(Action item): Copy every line of the entries that includes the word "adjust".

[Page and application data records]
· · ·

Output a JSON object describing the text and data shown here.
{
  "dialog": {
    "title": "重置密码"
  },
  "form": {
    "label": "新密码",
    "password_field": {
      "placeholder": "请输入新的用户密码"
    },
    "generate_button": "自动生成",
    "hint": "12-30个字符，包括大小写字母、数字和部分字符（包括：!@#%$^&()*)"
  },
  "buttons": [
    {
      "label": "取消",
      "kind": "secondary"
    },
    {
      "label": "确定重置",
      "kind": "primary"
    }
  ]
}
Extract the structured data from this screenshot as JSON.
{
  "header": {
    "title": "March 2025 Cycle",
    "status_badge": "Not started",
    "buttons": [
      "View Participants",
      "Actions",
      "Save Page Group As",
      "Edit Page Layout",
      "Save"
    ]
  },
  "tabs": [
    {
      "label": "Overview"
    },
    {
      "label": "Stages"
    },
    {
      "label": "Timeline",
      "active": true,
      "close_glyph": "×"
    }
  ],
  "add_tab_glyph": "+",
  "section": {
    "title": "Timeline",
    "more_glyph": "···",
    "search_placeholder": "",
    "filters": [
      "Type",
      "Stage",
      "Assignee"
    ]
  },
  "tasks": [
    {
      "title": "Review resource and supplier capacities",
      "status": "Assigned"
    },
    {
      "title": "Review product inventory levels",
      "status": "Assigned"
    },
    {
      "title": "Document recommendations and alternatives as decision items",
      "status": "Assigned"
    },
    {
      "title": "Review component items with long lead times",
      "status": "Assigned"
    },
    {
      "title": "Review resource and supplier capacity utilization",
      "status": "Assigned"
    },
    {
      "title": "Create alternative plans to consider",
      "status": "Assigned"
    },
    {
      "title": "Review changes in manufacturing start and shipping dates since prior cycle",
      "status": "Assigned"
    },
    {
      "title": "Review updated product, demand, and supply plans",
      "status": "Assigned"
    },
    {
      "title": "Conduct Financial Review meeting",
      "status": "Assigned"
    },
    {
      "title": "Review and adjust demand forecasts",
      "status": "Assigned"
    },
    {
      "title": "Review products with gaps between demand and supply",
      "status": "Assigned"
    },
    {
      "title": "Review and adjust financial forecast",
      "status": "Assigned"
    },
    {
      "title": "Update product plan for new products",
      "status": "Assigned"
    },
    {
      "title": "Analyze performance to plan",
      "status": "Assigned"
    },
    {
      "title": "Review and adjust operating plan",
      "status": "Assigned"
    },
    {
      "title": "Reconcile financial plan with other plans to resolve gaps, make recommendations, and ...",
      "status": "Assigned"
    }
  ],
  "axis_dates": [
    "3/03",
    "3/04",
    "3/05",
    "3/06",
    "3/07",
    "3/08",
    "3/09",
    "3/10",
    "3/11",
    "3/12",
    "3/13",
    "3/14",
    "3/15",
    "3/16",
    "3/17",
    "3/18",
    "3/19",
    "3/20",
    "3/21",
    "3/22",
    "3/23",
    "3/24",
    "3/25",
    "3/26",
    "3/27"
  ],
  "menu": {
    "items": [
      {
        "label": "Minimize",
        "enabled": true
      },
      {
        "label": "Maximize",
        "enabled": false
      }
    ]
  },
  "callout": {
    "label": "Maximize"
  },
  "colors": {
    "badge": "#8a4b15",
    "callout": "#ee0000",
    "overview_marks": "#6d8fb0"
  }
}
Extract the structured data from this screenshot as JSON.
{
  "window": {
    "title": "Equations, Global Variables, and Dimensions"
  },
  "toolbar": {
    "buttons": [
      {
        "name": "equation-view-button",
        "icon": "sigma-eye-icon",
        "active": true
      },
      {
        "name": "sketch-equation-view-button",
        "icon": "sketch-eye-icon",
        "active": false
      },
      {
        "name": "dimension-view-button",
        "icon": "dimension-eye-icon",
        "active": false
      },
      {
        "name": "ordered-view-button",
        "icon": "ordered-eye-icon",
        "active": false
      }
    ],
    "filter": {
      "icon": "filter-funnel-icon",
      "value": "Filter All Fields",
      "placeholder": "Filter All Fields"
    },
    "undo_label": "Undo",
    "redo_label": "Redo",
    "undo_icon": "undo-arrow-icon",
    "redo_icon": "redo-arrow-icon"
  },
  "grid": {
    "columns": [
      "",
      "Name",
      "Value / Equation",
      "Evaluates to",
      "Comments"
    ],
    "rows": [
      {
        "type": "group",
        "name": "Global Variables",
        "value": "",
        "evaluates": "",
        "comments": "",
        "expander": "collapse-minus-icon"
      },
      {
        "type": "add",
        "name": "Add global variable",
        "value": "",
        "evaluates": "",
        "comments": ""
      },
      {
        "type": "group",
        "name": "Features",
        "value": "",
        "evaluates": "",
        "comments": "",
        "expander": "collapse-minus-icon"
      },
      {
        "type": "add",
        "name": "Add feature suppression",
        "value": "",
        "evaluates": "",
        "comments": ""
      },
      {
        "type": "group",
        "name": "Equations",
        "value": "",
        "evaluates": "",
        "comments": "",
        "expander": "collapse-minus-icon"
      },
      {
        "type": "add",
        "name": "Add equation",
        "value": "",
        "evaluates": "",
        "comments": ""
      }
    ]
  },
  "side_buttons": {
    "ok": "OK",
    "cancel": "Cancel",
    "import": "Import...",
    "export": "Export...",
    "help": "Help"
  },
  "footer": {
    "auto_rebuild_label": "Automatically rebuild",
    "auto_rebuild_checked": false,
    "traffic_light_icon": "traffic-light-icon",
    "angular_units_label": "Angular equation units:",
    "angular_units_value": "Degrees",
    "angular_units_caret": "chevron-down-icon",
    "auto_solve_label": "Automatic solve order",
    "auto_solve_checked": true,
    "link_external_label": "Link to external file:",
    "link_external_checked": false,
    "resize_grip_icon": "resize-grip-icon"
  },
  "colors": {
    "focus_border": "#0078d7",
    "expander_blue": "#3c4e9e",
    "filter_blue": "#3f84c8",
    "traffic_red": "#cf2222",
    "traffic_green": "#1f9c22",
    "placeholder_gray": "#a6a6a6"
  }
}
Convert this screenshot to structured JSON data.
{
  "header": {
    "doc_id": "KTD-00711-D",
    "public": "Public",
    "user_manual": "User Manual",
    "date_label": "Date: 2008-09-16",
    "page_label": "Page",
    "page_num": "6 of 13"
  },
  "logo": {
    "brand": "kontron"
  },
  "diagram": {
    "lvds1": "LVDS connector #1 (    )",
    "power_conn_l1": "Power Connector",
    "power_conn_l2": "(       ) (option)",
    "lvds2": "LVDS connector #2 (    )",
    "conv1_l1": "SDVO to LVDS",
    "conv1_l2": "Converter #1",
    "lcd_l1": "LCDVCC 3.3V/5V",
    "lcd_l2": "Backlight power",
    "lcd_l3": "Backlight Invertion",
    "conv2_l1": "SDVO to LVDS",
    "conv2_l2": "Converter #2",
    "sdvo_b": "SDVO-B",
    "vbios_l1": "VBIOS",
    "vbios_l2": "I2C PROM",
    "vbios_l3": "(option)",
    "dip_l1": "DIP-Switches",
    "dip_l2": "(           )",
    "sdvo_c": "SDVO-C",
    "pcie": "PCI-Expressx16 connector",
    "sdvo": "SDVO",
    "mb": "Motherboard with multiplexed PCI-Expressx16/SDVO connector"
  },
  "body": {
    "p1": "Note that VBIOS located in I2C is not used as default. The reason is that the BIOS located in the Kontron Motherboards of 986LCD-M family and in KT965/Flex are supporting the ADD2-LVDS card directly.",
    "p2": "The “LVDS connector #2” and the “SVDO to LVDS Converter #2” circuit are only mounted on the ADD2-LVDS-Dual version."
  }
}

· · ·

(Task output):
      "title": "Review and adjust demand forecasts",
      "title": "Review and adjust financial forecast",
      "title": "Review and adjust operating plan",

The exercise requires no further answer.